**Action item**
Search the records for "страница". Report every line where it occurs.

Stored items

_ _ _

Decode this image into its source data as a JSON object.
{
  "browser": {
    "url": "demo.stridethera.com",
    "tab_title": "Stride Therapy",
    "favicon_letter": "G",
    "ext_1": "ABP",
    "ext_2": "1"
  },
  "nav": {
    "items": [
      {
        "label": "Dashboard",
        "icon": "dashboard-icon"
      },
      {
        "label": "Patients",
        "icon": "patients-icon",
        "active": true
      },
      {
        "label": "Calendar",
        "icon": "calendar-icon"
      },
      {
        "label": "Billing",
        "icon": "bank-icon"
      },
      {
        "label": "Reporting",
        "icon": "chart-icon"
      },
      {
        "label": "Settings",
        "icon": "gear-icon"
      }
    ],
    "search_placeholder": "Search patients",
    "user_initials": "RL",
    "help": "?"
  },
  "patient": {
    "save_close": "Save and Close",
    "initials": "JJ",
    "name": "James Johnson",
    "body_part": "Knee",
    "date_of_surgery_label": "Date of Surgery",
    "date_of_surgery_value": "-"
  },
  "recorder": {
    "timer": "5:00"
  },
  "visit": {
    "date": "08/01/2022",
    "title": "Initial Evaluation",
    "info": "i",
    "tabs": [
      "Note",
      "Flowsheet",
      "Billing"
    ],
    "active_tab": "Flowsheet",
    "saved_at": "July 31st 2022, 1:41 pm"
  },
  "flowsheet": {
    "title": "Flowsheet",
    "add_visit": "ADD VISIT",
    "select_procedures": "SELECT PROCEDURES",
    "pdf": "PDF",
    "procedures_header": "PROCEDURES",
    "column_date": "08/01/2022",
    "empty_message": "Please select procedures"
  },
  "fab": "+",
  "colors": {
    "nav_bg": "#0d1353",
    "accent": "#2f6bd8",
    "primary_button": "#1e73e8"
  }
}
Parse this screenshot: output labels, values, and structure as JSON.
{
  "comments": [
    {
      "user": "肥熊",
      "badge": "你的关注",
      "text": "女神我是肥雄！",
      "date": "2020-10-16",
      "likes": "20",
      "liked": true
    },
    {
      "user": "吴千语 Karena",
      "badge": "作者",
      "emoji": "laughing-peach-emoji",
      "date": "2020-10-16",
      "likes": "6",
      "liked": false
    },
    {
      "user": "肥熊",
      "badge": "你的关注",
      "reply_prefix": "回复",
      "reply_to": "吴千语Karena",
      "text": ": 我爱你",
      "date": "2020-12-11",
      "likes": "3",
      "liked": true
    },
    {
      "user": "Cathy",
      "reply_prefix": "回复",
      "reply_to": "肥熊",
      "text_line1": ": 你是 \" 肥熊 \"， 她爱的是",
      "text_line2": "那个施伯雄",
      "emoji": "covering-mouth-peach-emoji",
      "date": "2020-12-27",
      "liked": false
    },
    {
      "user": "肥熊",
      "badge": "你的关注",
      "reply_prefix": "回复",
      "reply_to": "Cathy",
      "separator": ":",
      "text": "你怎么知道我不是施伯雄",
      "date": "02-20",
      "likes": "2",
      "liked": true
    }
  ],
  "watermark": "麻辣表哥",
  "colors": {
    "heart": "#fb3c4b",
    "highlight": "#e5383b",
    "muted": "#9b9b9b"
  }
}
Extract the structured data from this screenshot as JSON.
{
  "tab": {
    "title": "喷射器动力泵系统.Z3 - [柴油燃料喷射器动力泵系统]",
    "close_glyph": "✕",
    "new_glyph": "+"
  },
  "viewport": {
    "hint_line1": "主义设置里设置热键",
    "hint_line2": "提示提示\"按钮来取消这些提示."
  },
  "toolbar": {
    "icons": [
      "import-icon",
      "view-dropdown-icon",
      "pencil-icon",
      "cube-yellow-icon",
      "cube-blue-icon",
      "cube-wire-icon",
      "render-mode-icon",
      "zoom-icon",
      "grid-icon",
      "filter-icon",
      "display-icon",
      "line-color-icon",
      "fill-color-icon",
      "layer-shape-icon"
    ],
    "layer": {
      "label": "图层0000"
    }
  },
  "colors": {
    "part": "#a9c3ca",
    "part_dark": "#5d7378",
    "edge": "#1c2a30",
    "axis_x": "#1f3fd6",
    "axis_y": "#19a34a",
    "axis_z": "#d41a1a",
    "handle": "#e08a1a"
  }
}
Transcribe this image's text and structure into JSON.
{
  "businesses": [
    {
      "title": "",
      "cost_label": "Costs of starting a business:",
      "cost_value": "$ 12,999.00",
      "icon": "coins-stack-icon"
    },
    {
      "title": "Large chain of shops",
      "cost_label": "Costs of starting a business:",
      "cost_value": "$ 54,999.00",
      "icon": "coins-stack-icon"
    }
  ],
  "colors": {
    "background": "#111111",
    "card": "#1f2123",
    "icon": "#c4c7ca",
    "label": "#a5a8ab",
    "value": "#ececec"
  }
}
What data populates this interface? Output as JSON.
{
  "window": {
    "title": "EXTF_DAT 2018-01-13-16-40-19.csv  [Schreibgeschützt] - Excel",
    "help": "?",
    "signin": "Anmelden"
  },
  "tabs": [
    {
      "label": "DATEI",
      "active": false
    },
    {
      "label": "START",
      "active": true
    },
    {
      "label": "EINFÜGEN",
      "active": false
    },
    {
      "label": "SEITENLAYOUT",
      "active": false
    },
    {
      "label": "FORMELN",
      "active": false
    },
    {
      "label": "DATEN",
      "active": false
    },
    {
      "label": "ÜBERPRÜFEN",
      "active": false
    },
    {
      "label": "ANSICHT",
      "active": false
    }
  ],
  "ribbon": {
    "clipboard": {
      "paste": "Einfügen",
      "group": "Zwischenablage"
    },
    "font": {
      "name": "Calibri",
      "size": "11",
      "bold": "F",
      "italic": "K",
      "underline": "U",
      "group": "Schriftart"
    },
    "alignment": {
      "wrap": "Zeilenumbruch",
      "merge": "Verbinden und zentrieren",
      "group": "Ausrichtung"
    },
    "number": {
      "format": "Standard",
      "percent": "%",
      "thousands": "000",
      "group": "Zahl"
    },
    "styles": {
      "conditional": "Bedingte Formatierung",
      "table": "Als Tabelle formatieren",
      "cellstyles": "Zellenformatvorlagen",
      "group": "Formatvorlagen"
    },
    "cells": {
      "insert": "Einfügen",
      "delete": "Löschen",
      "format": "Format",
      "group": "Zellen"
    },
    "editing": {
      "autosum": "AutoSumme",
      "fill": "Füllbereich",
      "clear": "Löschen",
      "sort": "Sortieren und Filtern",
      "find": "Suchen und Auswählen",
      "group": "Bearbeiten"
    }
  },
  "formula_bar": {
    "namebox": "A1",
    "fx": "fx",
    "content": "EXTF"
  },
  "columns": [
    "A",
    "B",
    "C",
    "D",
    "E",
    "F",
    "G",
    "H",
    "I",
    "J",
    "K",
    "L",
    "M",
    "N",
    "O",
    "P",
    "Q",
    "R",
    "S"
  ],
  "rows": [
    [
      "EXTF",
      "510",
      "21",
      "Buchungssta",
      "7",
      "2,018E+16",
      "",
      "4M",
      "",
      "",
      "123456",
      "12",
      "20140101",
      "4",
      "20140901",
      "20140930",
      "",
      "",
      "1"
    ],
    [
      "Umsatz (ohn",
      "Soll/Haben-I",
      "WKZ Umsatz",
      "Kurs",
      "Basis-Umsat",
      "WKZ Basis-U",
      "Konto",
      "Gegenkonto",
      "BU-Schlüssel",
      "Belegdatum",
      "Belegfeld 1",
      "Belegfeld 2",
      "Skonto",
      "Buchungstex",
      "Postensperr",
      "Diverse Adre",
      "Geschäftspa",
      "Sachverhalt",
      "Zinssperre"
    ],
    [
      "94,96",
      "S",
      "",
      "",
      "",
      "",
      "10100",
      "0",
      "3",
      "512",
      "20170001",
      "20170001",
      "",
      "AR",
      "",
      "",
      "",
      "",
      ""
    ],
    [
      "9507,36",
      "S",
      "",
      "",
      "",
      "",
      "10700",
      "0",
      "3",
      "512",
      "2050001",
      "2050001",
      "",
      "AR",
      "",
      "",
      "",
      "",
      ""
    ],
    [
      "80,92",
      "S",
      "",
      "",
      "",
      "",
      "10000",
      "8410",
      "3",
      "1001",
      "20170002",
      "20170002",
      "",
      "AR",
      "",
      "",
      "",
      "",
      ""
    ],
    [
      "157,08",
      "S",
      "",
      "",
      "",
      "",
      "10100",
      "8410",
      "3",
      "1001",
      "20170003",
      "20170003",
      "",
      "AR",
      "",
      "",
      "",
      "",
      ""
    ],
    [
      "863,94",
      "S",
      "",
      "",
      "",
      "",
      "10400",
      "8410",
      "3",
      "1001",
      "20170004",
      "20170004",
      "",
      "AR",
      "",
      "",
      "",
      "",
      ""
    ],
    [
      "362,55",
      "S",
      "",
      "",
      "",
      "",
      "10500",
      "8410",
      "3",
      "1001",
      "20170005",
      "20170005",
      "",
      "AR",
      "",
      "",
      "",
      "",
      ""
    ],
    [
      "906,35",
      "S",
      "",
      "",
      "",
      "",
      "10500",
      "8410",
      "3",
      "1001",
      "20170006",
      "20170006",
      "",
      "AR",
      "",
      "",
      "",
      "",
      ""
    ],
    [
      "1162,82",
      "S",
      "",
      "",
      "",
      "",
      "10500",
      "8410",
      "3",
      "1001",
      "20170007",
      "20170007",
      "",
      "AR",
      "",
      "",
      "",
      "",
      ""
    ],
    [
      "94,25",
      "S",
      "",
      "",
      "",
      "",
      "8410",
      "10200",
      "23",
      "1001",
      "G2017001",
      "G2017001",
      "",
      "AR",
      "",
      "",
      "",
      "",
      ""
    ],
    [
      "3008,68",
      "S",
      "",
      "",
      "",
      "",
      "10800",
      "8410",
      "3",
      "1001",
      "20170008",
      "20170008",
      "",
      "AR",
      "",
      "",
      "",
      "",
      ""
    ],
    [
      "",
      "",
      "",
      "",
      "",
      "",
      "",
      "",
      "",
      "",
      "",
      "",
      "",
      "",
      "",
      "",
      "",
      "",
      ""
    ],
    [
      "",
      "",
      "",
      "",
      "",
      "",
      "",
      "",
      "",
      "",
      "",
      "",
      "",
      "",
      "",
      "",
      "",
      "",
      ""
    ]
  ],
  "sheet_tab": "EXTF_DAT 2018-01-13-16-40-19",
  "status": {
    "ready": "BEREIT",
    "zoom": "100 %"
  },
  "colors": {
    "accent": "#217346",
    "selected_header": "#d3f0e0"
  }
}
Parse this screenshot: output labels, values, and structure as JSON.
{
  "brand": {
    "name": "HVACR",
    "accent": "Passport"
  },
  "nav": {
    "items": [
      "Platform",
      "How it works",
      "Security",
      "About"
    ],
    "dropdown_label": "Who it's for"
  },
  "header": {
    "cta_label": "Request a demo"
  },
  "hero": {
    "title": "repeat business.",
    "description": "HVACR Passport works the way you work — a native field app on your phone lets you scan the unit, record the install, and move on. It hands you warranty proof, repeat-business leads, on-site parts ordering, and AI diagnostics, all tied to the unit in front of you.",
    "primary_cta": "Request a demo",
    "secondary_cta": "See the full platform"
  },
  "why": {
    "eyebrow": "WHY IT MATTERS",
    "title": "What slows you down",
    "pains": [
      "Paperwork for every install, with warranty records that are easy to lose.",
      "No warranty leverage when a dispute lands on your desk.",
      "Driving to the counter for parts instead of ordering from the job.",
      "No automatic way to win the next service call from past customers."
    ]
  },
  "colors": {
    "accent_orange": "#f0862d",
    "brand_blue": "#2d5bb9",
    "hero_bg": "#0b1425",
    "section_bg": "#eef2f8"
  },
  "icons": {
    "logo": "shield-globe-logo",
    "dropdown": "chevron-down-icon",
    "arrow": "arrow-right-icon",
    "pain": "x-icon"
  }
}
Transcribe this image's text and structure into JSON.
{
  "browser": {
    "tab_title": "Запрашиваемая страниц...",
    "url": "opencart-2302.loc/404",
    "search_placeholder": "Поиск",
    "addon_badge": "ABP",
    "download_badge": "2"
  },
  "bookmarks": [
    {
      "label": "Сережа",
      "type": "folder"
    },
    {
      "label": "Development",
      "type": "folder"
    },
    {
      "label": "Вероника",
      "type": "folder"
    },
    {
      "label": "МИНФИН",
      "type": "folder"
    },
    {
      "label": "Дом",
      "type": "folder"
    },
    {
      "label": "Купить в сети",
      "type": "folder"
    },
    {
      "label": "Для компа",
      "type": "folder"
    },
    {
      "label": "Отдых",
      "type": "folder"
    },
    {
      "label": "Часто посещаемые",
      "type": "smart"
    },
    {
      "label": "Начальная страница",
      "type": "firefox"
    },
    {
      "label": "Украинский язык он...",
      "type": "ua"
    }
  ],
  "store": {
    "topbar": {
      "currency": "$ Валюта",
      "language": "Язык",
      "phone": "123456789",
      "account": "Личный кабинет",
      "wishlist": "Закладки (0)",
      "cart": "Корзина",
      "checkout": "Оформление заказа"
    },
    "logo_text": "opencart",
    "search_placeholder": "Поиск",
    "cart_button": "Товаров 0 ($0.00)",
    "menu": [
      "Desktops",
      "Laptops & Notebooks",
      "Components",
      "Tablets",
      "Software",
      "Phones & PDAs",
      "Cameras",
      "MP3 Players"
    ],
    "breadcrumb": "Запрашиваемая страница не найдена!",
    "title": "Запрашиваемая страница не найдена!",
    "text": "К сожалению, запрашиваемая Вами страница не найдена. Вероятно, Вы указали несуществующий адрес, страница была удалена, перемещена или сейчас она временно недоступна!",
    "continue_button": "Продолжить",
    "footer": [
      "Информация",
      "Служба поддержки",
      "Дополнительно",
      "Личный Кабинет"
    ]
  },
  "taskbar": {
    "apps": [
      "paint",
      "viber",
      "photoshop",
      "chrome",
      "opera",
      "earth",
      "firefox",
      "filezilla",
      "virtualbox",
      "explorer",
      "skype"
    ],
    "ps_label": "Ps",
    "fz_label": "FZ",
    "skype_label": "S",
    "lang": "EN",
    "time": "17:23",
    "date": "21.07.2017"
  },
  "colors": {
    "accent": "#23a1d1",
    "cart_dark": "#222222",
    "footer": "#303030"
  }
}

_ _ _

**Task output**
      "label": "Начальная страница",
    "breadcrumb": "Запрашиваемая страница не найдена!",
    "title": "Запрашиваемая страница не найдена!",
    "text": "К сожалению, запрашиваемая Вами страница не найдена. Вероятно, Вы указали несуществующий адрес, страница была удалена, перемещена или сейчас она временно недоступна!",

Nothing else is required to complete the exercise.